Recent Publications

Paola Escudero, Criss Jones Diaz, John Hajek, Gillian Wigglesworth, and Eline Adrianne Smit. 2020. "Probability of Heritage Language Use at a Supportive Early Childhood Setting in Australia." Frontiers in Educationdoi: https://doi.org/10.3389/feduc.2020.00093.

Philip Thierfelder, Gillian Wigglesworth, and G Tang. 2020. "Sign Phonological Parameters Modulate Parafoveal Preview Effects in Deaf Readers." Cognition. 201

Kellie Frost, Joshua Clothier, Annemiek Huisman, and Gillian Wigglesworth. 2020. "Responding to a TOEFL iBT integrated speaking task: mapping task demands and test-takers’ use of stimulus content." Language Testing. 37 (1): 133-155. doi: doi/10.1177/0265532219860750.

Davidson, Lucinda, Kelly, Barbara, Wigglesworth, Gillian, and Nordlinger, Rachel. "In press: Input and Child Directed Speech in Australian Aboriginal Communities". In Handbook of Australian Languages, OUP.

Gillian Wigglesworth, Amir Rouhshad, and Neomy Storch. 2016. "The nature of negotiations in face-to-face versus computer-mediated communication in pair interactions." Language Teaching Research. 20 (4): 514-534. doi: 10.1177/1362168815584455.

 



John  HajekJohn Hajek

Title: Professor of Italian Studies, collaborator

Institution: University of Melbourne

Professor Hajek is an expert in multilingualism and language education in Australia, including in the early years, with extensive experience of the HL sector. He is director of the Research Centre for Multilingualism and Cross-cultural Communication (RUMACCC) at the University of Melbourne. Hajek has successfully conducted numerous projects on different aspects of Multilingualism and language education, including on ELLA and other digital technology in early years. He is currently a co-CI on an ARC DP exploring successful early years language education in Australian primary schools.

Recent Publications

Paola Escudero, Criss Jones Diaz, John Hajek, Gillian Wigglesworth, and Eline Adrianne Smit. 2020. "Probability of Heritage Language Use at a Supportive Early Childhood Setting in Australia." Frontiers in Educationdoi: https://doi.org/10.3389/feduc.2020.00093.

Travis, Catherine, Hajek, John, Nettelbeck, Colin, and Woods, Anya Lloyd. 2014. "Introduction". In Practices and Policies: Current Research in Languages and Cultures Education, 1-5. Melbourne, Australia: Languages and Cultures Network of Australian Universities (LCNAU).

Catherine Travis, John Hajek, Colin Nettelbeck, Elizabeth Beckmann, and Anya Lloyd Woods. 2014. Practices and Policies: Current Research in Languages and Cultures Education. Melbourne, Australia : Languages and Cultures Network of Australian Universities (LCNAU).

Deborah Loakes, John Hajek, and Janet Fletcher. 2017. "Can you t[æ]ll I’m from M[æ]lbourne? An overview of the DRESS and TRAP vowels before /l/ as a regional accent marker in Australian English." English Worldwide. 38 (1): 29-49. doi: 10.1075/eww.38.1.03loa.
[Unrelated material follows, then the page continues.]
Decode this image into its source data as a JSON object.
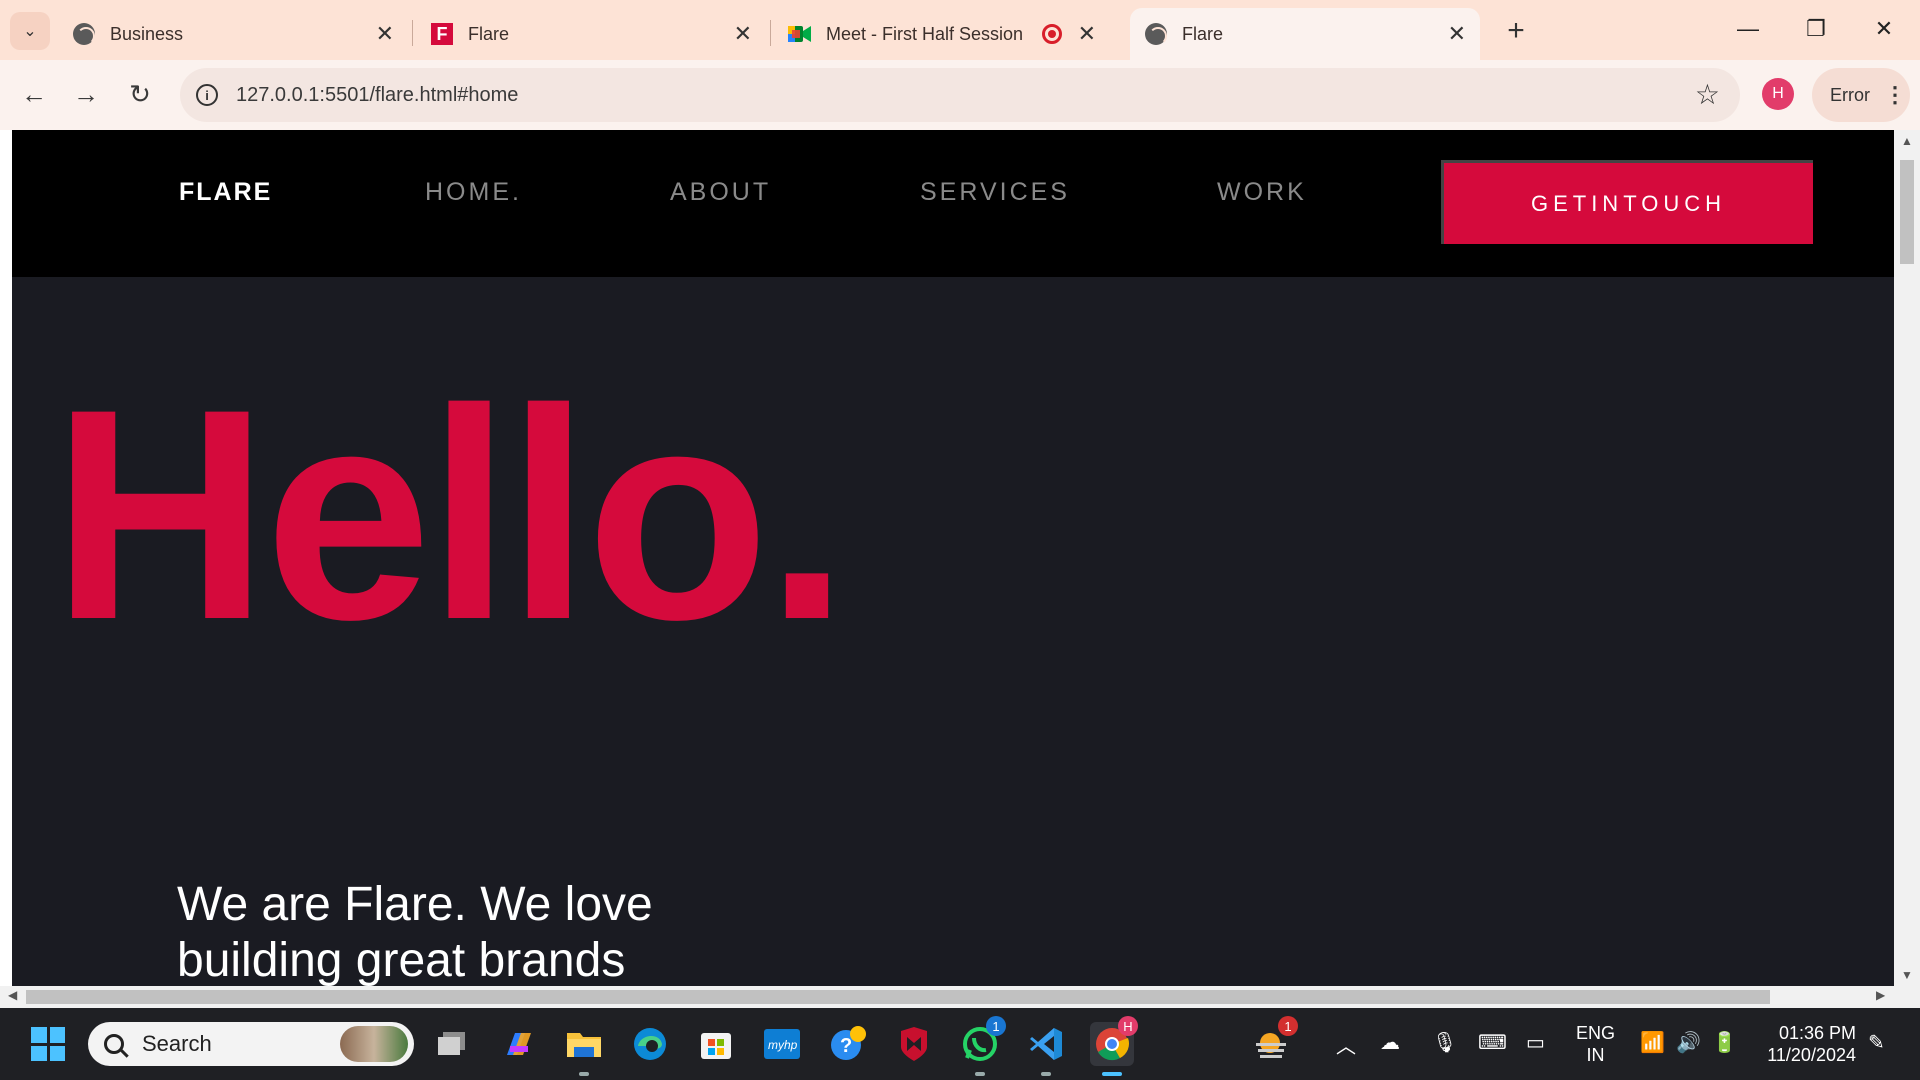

Mohd Hilmi Hamzah, Janet Fletcher, and John Hajek. 2016. "The role of closure duration in the perception of word-initial geminates in Kelantan Malay". In Proceedings of the 16th Australasian International Conference on Speech Science and Technology, 85-88. Parramatta, Australia.

  • Australian Government
  • The University of Queensland
  • Australian National University
  • The University of Melbourne
  • Western Sydney University